**About this exercise:**
Copy out each line of the entries below in which the string "from" appears.

━━━━━━━━━━

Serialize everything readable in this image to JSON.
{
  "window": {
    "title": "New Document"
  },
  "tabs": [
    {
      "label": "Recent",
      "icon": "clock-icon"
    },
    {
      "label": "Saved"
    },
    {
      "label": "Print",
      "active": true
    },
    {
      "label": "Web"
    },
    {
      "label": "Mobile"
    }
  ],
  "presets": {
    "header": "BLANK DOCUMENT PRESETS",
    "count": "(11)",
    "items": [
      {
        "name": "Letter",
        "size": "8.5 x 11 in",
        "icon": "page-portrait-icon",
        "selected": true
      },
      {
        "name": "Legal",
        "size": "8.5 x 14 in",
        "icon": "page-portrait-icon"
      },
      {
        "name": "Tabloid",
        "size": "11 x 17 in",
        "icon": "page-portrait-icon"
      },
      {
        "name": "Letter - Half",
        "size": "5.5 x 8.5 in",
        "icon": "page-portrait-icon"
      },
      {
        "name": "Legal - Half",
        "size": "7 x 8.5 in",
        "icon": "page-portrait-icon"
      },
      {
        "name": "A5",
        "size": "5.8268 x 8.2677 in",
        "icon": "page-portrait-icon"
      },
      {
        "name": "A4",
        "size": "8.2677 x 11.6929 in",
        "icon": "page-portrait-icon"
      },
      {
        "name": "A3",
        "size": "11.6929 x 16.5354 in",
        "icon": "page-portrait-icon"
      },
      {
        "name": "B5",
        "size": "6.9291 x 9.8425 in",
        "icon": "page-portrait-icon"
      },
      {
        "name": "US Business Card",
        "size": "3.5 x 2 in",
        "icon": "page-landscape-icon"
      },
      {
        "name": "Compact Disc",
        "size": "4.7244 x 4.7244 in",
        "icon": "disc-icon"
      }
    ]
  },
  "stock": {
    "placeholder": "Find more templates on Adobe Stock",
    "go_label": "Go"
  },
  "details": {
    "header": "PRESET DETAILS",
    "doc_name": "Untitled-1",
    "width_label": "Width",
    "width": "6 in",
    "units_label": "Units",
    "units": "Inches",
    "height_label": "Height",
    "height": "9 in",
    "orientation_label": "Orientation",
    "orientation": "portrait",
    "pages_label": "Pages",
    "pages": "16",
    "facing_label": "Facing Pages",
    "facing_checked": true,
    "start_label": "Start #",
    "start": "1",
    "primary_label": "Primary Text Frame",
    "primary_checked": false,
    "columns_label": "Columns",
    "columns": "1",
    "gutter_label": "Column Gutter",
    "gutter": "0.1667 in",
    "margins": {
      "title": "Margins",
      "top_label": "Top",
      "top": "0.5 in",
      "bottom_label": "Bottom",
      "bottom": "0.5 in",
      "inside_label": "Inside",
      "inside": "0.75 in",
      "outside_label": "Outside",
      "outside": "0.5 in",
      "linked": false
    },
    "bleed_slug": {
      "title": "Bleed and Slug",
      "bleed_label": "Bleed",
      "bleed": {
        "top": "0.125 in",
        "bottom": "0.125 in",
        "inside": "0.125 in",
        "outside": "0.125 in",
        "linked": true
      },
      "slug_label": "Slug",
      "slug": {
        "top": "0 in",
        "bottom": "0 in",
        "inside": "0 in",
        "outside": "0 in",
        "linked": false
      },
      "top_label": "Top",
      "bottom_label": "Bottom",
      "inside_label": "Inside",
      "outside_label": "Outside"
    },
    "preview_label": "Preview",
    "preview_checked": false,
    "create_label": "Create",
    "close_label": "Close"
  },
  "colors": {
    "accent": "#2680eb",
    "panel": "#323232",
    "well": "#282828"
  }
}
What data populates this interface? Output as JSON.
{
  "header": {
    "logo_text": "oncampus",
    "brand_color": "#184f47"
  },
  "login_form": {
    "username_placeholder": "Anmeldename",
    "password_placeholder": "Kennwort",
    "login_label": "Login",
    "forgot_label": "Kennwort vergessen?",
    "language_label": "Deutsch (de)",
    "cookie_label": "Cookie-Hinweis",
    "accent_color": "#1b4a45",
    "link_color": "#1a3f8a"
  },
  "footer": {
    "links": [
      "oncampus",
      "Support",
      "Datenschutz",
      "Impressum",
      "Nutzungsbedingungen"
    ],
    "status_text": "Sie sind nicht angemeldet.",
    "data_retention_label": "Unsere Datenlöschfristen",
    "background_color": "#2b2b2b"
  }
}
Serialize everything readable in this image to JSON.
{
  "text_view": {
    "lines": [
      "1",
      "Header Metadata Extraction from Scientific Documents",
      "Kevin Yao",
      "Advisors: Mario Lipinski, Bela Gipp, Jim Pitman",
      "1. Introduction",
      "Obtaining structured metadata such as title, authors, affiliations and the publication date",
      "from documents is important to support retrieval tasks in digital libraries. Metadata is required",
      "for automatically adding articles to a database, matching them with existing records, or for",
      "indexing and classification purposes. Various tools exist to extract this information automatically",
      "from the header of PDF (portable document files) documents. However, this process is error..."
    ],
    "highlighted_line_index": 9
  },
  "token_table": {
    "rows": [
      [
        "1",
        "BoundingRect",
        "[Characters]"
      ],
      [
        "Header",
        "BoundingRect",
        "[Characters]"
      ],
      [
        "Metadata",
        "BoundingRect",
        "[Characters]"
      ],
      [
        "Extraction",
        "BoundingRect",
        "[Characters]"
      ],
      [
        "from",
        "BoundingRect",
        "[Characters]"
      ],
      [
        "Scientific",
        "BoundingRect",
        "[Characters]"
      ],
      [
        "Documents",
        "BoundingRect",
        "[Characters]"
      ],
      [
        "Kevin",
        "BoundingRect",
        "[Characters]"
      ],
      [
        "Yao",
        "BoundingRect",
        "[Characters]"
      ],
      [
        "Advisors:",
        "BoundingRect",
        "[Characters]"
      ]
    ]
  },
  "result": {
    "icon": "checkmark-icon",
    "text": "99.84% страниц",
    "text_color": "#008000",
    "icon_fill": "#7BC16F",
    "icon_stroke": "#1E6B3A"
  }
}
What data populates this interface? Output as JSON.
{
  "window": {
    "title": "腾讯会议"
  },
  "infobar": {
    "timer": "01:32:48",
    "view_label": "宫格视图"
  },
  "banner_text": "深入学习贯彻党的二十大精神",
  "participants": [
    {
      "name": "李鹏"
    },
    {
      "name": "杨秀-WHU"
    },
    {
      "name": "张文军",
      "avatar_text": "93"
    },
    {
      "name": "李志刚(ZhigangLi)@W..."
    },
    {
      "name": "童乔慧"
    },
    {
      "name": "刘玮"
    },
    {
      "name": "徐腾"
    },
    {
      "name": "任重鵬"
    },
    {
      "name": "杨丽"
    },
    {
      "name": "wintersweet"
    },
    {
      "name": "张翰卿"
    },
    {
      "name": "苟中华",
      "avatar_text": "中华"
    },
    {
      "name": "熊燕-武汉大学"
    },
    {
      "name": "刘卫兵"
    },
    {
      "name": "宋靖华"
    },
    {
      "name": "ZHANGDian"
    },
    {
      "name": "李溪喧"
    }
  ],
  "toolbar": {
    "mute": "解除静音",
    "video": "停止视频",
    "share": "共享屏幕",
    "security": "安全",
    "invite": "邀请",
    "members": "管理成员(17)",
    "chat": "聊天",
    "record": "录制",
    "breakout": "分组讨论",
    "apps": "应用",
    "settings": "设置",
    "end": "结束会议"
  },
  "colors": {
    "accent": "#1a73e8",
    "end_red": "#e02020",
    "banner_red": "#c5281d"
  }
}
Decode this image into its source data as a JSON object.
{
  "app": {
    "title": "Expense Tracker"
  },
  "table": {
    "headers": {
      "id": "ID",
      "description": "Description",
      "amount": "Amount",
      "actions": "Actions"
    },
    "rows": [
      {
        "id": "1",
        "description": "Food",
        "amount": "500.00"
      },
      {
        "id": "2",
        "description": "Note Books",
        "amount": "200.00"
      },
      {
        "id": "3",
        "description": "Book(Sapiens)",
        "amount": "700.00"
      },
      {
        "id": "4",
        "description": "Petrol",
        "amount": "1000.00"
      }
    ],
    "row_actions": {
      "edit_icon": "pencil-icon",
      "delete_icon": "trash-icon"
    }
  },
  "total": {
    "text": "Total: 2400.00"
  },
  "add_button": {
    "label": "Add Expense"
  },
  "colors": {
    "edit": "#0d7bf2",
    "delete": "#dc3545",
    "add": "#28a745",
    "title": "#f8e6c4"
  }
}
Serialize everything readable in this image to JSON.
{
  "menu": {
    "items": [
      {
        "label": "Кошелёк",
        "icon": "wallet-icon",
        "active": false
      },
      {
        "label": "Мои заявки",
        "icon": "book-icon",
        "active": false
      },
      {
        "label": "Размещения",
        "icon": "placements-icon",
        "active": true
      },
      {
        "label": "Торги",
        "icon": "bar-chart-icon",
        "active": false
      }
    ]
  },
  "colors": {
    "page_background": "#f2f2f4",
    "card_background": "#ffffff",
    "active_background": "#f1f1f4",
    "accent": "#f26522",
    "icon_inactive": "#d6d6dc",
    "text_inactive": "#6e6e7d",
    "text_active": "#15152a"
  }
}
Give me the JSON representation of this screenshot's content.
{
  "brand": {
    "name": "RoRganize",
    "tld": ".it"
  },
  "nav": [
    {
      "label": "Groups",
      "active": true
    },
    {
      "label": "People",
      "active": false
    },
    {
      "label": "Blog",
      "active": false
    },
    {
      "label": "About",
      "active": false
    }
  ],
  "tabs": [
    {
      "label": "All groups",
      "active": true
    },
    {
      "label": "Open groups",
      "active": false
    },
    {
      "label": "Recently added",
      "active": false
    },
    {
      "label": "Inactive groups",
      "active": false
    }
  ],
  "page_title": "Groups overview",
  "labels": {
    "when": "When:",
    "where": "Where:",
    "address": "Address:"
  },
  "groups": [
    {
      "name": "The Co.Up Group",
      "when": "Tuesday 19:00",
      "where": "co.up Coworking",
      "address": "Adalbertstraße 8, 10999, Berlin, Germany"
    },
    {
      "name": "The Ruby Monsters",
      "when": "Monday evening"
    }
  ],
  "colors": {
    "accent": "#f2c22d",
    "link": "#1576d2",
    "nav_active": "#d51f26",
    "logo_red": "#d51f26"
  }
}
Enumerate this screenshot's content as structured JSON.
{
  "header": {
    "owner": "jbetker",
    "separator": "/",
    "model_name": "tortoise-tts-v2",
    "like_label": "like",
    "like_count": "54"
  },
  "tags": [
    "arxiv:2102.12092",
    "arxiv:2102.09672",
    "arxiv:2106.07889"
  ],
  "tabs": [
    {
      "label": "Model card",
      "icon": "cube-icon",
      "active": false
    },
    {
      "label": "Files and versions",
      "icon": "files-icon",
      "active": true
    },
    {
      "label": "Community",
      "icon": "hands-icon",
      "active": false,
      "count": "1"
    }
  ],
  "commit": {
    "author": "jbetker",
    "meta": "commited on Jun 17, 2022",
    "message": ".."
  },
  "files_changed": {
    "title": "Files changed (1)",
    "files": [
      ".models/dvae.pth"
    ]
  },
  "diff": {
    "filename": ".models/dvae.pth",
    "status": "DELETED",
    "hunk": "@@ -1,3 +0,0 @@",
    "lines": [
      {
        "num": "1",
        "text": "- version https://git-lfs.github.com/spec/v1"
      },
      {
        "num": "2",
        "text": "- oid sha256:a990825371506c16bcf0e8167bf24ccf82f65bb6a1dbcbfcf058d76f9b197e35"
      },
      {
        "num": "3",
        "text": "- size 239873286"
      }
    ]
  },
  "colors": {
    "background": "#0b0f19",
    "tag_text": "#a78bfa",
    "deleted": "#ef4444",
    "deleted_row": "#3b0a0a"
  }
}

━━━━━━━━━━

**Response for this exercise:**
      "Header Metadata Extraction from Scientific Documents",
      "from documents is important to support retrieval tasks in digital libraries. Metadata is required",
      "from the header of PDF (portable document files) documents. However, this process is error..."
        "from",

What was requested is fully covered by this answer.